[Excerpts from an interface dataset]
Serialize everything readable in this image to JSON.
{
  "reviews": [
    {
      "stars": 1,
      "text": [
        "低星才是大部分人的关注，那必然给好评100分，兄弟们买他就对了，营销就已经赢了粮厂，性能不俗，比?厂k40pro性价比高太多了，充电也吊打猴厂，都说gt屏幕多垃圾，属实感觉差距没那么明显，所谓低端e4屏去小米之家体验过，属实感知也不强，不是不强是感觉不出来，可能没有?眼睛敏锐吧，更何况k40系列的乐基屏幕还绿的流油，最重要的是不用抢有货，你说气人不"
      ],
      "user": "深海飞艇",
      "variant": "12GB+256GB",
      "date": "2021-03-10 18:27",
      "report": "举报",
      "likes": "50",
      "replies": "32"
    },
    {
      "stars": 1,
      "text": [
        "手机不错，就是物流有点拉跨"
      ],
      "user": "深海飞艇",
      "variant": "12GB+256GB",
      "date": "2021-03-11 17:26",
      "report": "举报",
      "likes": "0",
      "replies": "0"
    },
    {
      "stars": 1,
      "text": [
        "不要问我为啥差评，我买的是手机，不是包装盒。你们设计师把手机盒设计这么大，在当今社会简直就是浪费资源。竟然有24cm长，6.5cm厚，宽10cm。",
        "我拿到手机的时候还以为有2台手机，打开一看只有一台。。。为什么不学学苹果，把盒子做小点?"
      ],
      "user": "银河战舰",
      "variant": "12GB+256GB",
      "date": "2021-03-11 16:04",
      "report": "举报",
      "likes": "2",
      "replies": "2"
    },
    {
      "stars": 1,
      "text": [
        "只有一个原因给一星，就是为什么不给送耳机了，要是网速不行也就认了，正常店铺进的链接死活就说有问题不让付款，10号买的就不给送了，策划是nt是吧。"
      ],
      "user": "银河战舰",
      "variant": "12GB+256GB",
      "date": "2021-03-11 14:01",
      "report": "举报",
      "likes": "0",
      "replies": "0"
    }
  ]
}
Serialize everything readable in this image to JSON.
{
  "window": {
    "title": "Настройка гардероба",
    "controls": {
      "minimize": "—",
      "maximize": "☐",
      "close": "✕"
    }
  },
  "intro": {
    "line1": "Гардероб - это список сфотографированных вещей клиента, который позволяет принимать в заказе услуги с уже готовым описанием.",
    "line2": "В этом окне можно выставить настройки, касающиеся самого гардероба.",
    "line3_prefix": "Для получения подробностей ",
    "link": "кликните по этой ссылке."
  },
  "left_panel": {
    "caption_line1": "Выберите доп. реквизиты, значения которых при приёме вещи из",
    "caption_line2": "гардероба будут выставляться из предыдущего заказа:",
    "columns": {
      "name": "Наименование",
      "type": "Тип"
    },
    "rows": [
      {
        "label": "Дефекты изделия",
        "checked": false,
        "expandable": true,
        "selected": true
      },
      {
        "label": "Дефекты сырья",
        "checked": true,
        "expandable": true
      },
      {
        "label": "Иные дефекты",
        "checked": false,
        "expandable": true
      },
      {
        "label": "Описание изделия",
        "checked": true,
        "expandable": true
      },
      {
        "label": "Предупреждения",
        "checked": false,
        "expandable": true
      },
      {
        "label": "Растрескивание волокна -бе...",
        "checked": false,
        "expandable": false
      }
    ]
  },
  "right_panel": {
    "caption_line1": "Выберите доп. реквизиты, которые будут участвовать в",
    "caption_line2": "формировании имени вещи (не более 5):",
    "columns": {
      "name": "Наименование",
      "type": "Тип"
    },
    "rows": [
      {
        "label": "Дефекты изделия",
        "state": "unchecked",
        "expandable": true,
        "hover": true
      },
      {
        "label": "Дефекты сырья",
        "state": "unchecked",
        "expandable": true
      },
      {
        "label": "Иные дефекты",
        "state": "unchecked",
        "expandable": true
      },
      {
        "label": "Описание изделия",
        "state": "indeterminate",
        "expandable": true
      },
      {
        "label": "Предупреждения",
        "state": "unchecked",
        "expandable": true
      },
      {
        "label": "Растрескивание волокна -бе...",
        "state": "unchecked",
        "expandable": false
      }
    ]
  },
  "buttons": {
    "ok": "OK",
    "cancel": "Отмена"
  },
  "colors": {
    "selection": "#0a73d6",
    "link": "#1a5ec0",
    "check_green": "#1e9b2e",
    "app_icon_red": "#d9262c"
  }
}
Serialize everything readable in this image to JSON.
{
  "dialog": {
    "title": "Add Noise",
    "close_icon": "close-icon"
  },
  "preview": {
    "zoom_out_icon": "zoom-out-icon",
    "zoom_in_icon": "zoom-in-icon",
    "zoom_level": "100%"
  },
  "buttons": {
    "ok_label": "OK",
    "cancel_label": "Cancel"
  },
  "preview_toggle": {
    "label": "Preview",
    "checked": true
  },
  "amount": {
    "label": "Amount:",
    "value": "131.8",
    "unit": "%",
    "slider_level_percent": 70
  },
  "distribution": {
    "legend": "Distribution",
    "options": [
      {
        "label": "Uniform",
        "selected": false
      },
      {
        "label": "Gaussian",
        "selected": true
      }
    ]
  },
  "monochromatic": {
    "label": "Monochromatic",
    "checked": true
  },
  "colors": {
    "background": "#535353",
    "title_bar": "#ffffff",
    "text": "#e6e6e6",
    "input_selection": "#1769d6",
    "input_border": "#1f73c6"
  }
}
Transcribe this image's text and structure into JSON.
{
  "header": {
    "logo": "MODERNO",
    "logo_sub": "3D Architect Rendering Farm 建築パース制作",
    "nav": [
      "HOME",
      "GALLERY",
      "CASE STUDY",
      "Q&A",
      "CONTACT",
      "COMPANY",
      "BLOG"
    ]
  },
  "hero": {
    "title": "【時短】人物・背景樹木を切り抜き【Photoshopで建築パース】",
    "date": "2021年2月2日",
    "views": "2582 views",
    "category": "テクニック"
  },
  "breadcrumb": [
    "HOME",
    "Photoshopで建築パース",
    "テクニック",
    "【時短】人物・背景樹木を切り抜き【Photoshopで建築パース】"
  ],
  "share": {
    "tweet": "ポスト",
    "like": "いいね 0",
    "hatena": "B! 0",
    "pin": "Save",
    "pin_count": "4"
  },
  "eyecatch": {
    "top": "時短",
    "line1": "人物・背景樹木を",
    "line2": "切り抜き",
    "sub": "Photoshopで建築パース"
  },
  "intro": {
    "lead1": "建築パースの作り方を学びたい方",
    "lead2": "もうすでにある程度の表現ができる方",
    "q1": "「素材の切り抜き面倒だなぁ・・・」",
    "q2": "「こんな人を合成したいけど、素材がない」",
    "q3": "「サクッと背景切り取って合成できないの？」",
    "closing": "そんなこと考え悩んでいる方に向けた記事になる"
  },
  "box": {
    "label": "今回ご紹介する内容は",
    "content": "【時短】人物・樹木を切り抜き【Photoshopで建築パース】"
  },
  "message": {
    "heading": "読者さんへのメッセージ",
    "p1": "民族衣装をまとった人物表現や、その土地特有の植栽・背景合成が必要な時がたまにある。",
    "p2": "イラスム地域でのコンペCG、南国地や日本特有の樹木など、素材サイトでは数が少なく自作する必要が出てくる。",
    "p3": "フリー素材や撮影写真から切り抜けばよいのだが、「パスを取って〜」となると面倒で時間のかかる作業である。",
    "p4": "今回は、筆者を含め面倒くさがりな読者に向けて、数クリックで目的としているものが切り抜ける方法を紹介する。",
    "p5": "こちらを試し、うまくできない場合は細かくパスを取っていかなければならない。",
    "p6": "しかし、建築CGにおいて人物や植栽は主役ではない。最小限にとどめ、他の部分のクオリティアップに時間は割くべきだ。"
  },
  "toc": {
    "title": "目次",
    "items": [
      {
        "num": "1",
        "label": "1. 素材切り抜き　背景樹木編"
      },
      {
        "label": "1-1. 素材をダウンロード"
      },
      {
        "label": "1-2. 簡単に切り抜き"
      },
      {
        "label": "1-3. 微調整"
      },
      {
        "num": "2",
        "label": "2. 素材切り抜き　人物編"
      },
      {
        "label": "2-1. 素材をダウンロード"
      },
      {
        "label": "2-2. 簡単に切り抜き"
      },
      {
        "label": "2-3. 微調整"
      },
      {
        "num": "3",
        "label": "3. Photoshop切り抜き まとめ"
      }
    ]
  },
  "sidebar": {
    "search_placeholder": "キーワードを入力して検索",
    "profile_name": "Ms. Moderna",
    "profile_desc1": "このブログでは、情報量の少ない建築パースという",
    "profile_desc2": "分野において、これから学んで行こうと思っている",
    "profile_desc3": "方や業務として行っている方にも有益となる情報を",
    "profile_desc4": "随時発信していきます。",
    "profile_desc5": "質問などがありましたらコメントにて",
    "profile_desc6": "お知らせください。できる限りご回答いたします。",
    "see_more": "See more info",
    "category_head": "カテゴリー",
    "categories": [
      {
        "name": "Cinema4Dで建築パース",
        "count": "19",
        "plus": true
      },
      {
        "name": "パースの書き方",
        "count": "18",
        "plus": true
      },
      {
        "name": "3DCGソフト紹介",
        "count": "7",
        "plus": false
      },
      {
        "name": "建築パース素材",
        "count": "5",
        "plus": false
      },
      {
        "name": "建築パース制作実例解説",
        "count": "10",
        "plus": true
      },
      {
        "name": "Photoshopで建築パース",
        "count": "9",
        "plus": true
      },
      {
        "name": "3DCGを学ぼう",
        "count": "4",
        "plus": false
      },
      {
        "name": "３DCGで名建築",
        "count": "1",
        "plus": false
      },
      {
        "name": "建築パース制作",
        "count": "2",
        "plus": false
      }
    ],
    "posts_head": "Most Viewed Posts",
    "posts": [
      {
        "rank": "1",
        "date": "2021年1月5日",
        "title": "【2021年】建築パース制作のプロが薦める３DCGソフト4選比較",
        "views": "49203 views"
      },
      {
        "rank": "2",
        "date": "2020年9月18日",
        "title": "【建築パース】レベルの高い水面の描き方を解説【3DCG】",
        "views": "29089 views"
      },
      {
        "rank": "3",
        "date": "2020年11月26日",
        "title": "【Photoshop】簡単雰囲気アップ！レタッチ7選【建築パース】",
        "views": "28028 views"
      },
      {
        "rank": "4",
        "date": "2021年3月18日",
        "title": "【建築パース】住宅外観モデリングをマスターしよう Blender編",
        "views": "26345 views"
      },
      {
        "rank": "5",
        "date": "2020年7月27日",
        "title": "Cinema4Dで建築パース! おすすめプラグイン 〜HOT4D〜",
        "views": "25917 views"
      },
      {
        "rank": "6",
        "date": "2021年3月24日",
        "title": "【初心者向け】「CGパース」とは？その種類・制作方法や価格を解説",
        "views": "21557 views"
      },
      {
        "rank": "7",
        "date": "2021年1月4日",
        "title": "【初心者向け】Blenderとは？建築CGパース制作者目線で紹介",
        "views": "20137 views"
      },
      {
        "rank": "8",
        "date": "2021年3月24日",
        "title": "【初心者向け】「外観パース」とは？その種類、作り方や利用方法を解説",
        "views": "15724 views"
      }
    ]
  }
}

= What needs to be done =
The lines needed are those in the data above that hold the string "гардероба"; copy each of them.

= Answer to the exercise =
    "title": "Настройка гардероба",
    "line2": "В этом окне можно выставить настройки, касающиеся самого гардероба.",
    "caption_line2": "гардероба будут выставляться из предыдущего заказа:",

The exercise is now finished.